[Interface dataset entries]
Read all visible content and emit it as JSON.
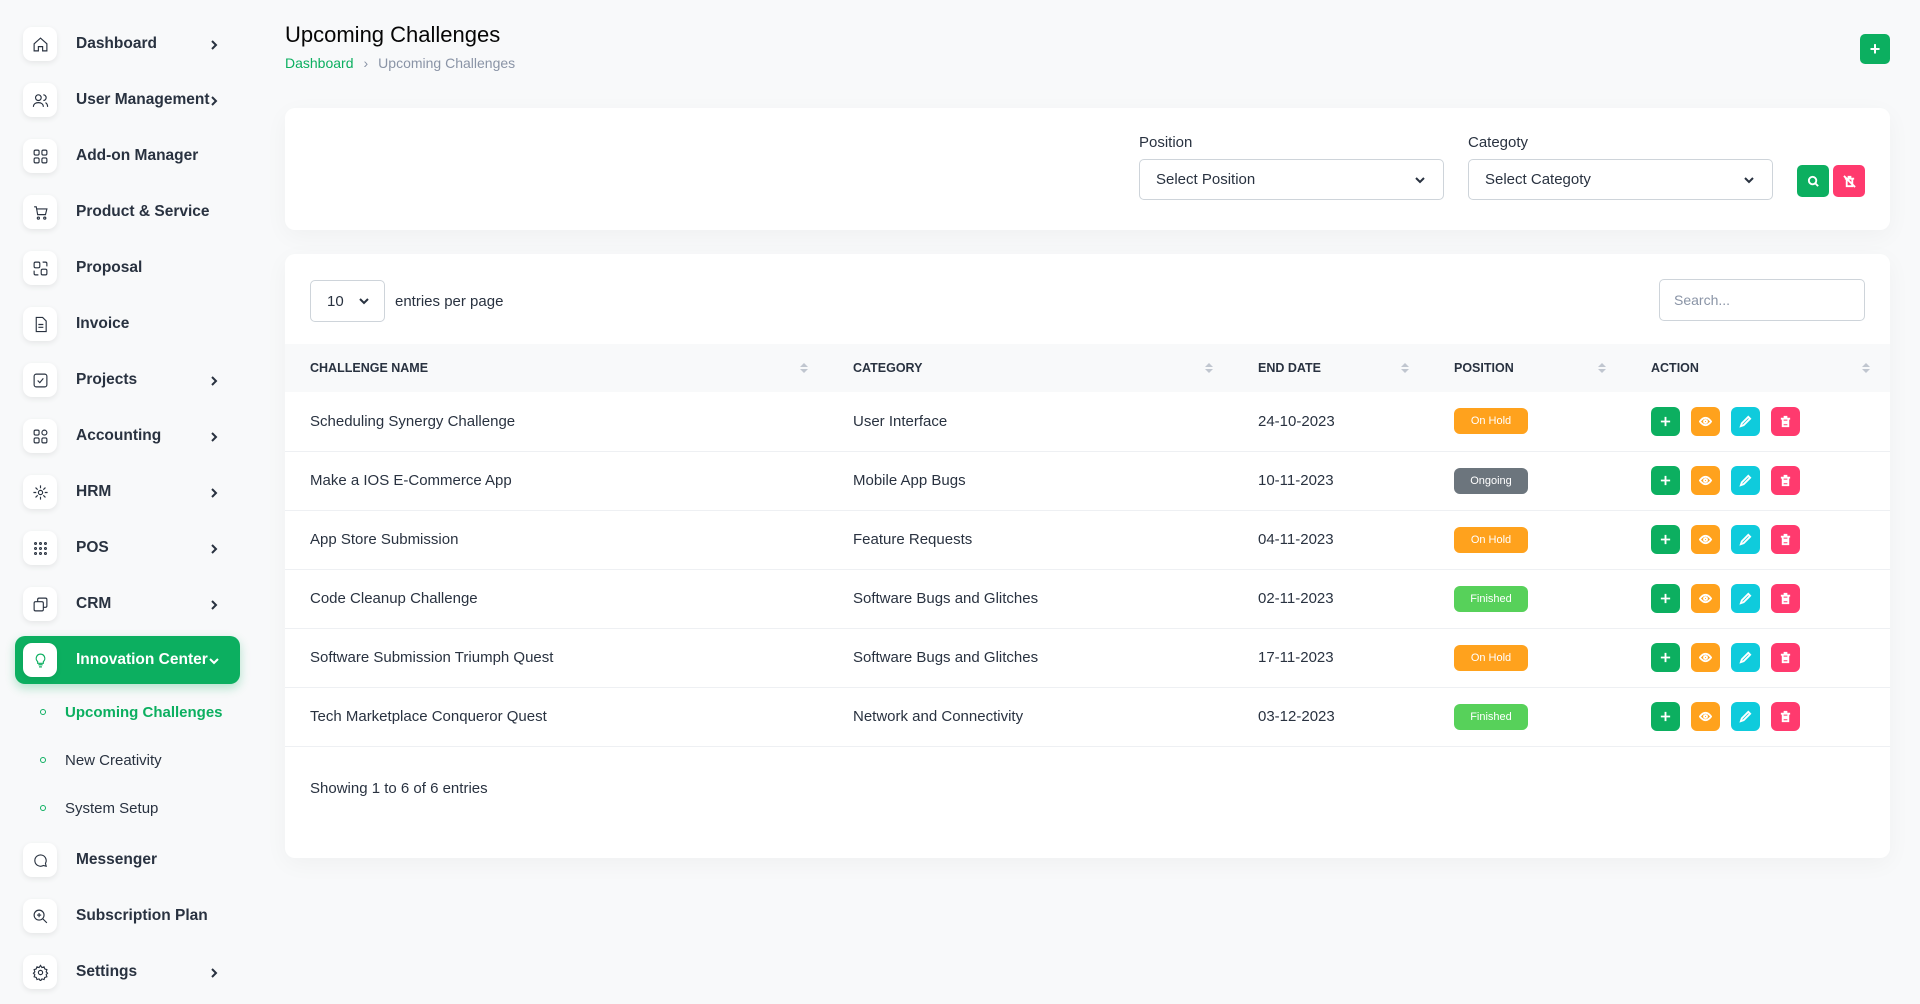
{
  "sidebar": {
    "items": [
      {
        "label": "Dashboard",
        "icon": "home-icon"
      },
      {
        "label": "User Management",
        "icon": "users-icon"
      },
      {
        "label": "Add-on Manager",
        "icon": "grid-icon"
      },
      {
        "label": "Product & Service",
        "icon": "cart-icon"
      },
      {
        "label": "Proposal",
        "icon": "proposal-icon"
      },
      {
        "label": "Invoice",
        "icon": "invoice-icon"
      },
      {
        "label": "Projects",
        "icon": "check-square-icon"
      },
      {
        "label": "Accounting",
        "icon": "apps-icon"
      },
      {
        "label": "HRM",
        "icon": "hrm-icon"
      },
      {
        "label": "POS",
        "icon": "pos-icon"
      },
      {
        "label": "CRM",
        "icon": "crm-icon"
      },
      {
        "label": "Innovation Center",
        "icon": "bulb-icon"
      },
      {
        "label": "Messenger",
        "icon": "message-icon"
      },
      {
        "label": "Subscription Plan",
        "icon": "search-plan-icon"
      },
      {
        "label": "Settings",
        "icon": "gear-icon"
      }
    ],
    "sub_items": [
      {
        "label": "Upcoming Challenges"
      },
      {
        "label": "New Creativity"
      },
      {
        "label": "System Setup"
      }
    ]
  },
  "header": {
    "title": "Upcoming Challenges",
    "breadcrumb": {
      "home": "Dashboard",
      "current": "Upcoming Challenges"
    },
    "add_label": "+"
  },
  "filters": {
    "position_label": "Position",
    "position_value": "Select Position",
    "category_label": "Categoty",
    "category_value": "Select Categoty"
  },
  "table": {
    "per_page": "10",
    "per_page_text": "entries per page",
    "search_placeholder": "Search...",
    "columns": [
      "CHALLENGE NAME",
      "CATEGORY",
      "END DATE",
      "POSITION",
      "ACTION"
    ],
    "rows": [
      {
        "name": "Scheduling Synergy Challenge",
        "category": "User Interface",
        "end_date": "24-10-2023",
        "position": "On Hold"
      },
      {
        "name": "Make a IOS E-Commerce App",
        "category": "Mobile App Bugs",
        "end_date": "10-11-2023",
        "position": "Ongoing"
      },
      {
        "name": "App Store Submission",
        "category": "Feature Requests",
        "end_date": "04-11-2023",
        "position": "On Hold"
      },
      {
        "name": "Code Cleanup Challenge",
        "category": "Software Bugs and Glitches",
        "end_date": "02-11-2023",
        "position": "Finished"
      },
      {
        "name": "Software Submission Triumph Quest",
        "category": "Software Bugs and Glitches",
        "end_date": "17-11-2023",
        "position": "On Hold"
      },
      {
        "name": "Tech Marketplace Conqueror Quest",
        "category": "Network and Connectivity",
        "end_date": "03-12-2023",
        "position": "Finished"
      }
    ],
    "footer": "Showing 1 to 6 of 6 entries"
  },
  "colors": {
    "primary": "#0caf60",
    "on_hold": "#ffa21d",
    "ongoing": "#6c757d",
    "finished": "#57d15a",
    "view": "#ffa21d",
    "edit": "#0fcbdc",
    "delete": "#ff3a6e"
  }
}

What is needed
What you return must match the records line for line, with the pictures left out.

Task result
Read all visible content and emit it as JSON.
{
  "sidebar": {
    "items": [
      {
        "label": "Dashboard",
        "icon": "home-icon"
      },
      {
        "label": "User Management",
        "icon": "users-icon"
      },
      {
        "label": "Add-on Manager",
        "icon": "grid-icon"
      },
      {
        "label": "Product & Service",
        "icon": "cart-icon"
      },
      {
        "label": "Proposal",
        "icon": "proposal-icon"
      },
      {
        "label": "Invoice",
        "icon": "invoice-icon"
      },
      {
        "label": "Projects",
        "icon": "check-square-icon"
      },
      {
        "label": "Accounting",
        "icon": "apps-icon"
      },
      {
        "label": "HRM",
        "icon": "hrm-icon"
      },
      {
        "label": "POS",
        "icon": "pos-icon"
      },
      {
        "label": "CRM",
        "icon": "crm-icon"
      },
      {
        "label": "Innovation Center",
        "icon": "bulb-icon"
      },
      {
        "label": "Messenger",
        "icon": "message-icon"
      },
      {
        "label": "Subscription Plan",
        "icon": "search-plan-icon"
      },
      {
        "label": "Settings",
        "icon": "gear-icon"
      }
    ],
    "sub_items": [
      {
        "label": "Upcoming Challenges"
      },
      {
        "label": "New Creativity"
      },
      {
        "label": "System Setup"
      }
    ]
  },
  "header": {
    "title": "Upcoming Challenges",
    "breadcrumb": {
      "home": "Dashboard",
      "current": "Upcoming Challenges"
    },
    "add_label": "+"
  },
  "filters": {
    "position_label": "Position",
    "position_value": "Select Position",
    "category_label": "Categoty",
    "category_value": "Select Categoty"
  },
  "table": {
    "per_page": "10",
    "per_page_text": "entries per page",
    "search_placeholder": "Search...",
    "columns": [
      "CHALLENGE NAME",
      "CATEGORY",
      "END DATE",
      "POSITION",
      "ACTION"
    ],
    "rows": [
      {
        "name": "Scheduling Synergy Challenge",
        "category": "User Interface",
        "end_date": "24-10-2023",
        "position": "On Hold"
      },
      {
        "name": "Make a IOS E-Commerce App",
        "category": "Mobile App Bugs",
        "end_date": "10-11-2023",
        "position": "Ongoing"
      },
      {
        "name": "App Store Submission",
        "category": "Feature Requests",
        "end_date": "04-11-2023",
        "position": "On Hold"
      },
      {
        "name": "Code Cleanup Challenge",
        "category": "Software Bugs and Glitches",
        "end_date": "02-11-2023",
        "position": "Finished"
      },
      {
        "name": "Software Submission Triumph Quest",
        "category": "Software Bugs and Glitches",
        "end_date": "17-11-2023",
        "position": "On Hold"
      },
      {
        "name": "Tech Marketplace Conqueror Quest",
        "category": "Network and Connectivity",
        "end_date": "03-12-2023",
        "position": "Finished"
      }
    ],
    "footer": "Showing 1 to 6 of 6 entries"
  },
  "colors": {
    "primary": "#0caf60",
    "on_hold": "#ffa21d",
    "ongoing": "#6c757d",
    "finished": "#57d15a",
    "view": "#ffa21d",
    "edit": "#0fcbdc",
    "delete": "#ff3a6e"
  }
}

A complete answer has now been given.